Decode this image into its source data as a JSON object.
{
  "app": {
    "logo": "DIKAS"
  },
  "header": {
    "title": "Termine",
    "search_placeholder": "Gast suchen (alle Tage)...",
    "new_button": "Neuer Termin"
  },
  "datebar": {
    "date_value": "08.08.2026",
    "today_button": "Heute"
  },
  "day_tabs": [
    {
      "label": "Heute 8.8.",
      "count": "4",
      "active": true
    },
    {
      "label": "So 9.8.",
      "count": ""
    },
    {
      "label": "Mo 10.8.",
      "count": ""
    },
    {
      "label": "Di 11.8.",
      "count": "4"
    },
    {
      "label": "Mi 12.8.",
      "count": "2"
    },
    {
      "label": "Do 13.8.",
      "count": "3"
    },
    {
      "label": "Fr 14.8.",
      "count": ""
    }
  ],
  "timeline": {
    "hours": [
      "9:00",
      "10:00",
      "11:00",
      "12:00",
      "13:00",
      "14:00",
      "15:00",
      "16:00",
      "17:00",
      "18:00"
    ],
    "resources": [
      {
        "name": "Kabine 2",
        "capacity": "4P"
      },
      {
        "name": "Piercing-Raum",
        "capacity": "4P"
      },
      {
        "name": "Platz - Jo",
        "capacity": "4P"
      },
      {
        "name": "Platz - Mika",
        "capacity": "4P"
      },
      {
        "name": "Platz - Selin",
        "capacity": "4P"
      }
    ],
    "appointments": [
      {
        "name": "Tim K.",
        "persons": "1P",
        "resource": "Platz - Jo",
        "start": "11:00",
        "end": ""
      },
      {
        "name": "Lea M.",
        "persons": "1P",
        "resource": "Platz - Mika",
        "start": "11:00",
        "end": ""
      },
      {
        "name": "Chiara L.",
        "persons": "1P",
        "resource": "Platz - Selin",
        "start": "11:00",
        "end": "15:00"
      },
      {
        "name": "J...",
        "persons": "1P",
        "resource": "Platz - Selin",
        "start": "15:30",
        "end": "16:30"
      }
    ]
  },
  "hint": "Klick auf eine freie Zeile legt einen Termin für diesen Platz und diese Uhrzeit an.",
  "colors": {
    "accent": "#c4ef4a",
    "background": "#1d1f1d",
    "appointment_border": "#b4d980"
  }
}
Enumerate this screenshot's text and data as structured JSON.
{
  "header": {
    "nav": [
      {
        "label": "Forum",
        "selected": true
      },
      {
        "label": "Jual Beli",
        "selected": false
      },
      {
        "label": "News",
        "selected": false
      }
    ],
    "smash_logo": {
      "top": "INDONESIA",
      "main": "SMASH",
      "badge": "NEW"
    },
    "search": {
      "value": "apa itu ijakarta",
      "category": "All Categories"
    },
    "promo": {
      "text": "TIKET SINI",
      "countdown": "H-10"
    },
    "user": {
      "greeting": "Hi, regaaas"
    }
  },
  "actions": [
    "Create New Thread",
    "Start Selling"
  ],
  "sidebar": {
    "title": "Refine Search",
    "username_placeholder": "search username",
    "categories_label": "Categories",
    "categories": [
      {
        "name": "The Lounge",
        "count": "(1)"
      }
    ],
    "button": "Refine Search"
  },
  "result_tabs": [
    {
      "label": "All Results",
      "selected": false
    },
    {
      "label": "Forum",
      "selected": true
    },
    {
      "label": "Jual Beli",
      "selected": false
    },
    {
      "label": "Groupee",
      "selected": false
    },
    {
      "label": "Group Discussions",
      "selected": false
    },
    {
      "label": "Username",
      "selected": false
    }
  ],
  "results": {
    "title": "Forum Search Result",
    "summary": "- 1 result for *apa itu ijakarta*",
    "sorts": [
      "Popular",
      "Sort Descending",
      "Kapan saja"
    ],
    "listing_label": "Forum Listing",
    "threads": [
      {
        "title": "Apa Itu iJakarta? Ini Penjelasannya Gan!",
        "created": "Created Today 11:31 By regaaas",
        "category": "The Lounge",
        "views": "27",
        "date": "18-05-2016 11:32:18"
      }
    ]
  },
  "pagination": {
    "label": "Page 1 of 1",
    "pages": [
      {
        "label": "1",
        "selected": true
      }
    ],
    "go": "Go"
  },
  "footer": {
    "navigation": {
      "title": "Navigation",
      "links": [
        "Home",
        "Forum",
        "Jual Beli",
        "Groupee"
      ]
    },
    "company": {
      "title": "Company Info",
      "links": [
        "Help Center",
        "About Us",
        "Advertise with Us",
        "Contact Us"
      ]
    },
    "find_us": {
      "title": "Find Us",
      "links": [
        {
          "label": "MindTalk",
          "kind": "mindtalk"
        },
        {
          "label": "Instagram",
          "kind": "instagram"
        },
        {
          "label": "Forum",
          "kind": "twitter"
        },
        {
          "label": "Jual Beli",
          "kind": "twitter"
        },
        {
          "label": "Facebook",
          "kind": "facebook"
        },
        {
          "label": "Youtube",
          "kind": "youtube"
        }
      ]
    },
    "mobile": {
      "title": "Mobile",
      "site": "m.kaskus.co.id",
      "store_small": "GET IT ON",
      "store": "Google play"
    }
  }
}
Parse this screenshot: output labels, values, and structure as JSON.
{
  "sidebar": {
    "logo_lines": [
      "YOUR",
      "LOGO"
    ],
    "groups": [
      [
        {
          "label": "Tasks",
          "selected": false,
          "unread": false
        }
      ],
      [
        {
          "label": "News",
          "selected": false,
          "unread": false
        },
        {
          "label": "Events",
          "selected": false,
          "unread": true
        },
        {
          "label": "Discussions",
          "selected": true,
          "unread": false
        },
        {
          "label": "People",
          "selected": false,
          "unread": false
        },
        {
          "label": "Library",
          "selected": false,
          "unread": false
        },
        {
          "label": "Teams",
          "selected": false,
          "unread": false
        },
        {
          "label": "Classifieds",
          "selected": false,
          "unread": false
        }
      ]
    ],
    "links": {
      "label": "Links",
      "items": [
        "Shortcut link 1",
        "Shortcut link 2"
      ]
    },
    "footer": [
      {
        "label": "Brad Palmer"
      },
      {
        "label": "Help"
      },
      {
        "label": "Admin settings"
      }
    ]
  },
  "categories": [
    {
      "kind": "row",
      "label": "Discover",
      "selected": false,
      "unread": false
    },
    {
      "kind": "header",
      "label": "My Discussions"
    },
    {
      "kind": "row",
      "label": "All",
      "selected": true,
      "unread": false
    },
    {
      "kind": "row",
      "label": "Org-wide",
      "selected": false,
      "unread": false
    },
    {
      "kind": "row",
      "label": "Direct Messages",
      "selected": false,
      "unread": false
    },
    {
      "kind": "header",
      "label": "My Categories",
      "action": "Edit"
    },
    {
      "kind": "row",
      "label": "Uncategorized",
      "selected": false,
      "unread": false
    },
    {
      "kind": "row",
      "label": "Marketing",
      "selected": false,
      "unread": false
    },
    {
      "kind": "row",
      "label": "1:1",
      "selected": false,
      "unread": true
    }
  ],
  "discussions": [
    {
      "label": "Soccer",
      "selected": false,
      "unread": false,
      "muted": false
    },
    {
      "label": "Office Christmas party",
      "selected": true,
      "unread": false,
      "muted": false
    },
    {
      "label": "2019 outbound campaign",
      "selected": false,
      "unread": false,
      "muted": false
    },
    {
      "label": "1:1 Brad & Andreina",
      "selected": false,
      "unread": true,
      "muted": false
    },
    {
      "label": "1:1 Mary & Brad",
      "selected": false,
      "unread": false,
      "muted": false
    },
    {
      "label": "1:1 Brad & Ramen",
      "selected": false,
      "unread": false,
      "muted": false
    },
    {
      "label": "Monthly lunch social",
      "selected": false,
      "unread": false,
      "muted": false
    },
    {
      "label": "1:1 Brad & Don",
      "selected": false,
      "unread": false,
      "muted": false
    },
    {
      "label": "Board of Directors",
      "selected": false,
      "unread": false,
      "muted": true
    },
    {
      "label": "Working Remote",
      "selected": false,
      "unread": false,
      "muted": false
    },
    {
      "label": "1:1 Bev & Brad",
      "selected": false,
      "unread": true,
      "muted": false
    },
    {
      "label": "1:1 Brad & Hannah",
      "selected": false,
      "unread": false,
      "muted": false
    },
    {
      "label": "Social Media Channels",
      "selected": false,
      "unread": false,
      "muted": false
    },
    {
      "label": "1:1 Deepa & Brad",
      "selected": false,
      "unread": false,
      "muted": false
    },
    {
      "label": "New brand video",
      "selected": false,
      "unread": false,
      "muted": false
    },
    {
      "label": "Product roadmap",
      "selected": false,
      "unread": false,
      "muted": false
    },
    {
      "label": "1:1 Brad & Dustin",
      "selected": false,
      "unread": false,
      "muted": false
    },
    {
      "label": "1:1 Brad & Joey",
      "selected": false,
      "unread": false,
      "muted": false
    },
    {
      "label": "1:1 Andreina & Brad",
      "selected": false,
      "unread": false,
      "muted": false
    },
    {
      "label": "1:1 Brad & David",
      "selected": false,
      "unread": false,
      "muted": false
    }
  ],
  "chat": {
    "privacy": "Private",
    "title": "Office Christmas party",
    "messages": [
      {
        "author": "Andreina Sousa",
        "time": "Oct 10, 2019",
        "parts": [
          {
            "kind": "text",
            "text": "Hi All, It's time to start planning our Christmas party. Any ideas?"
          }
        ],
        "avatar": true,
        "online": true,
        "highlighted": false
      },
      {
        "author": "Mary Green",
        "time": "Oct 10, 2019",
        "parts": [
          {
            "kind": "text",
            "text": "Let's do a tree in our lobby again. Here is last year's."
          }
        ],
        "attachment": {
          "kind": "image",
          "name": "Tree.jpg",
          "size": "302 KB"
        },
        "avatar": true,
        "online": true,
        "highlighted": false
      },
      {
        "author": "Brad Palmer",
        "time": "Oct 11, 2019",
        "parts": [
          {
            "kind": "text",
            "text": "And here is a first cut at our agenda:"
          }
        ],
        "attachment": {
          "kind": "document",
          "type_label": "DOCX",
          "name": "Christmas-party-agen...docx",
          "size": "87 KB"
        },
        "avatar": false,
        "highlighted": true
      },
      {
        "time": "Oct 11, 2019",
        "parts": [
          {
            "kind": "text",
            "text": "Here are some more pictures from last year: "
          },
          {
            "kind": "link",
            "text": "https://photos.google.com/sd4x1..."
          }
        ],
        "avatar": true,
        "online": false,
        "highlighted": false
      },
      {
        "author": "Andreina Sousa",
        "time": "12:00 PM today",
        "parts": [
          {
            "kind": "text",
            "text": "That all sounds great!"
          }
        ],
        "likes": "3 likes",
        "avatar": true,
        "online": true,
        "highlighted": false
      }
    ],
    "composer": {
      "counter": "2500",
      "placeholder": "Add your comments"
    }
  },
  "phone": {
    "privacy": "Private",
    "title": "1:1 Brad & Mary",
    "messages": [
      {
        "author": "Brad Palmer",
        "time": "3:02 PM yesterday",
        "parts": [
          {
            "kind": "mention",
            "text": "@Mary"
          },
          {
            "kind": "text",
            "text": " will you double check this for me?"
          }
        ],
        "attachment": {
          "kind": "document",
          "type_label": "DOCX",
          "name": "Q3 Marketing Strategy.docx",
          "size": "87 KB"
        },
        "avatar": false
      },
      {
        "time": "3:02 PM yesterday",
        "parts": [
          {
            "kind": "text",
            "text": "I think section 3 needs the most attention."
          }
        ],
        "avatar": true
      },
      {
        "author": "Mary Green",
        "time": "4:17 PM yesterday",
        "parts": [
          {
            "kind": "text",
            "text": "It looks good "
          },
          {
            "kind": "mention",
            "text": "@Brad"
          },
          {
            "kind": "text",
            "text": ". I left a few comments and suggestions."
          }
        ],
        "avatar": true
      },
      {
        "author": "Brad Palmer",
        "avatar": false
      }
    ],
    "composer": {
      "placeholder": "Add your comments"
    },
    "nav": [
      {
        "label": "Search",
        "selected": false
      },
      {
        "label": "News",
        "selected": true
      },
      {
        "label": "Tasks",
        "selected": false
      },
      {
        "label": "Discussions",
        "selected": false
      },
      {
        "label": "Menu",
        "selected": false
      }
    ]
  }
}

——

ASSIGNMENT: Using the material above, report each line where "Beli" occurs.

SOLVED PROBLEM:
        "label": "Jual Beli",
      "label": "Jual Beli",
        "Jual Beli",
          "label": "Jual Beli",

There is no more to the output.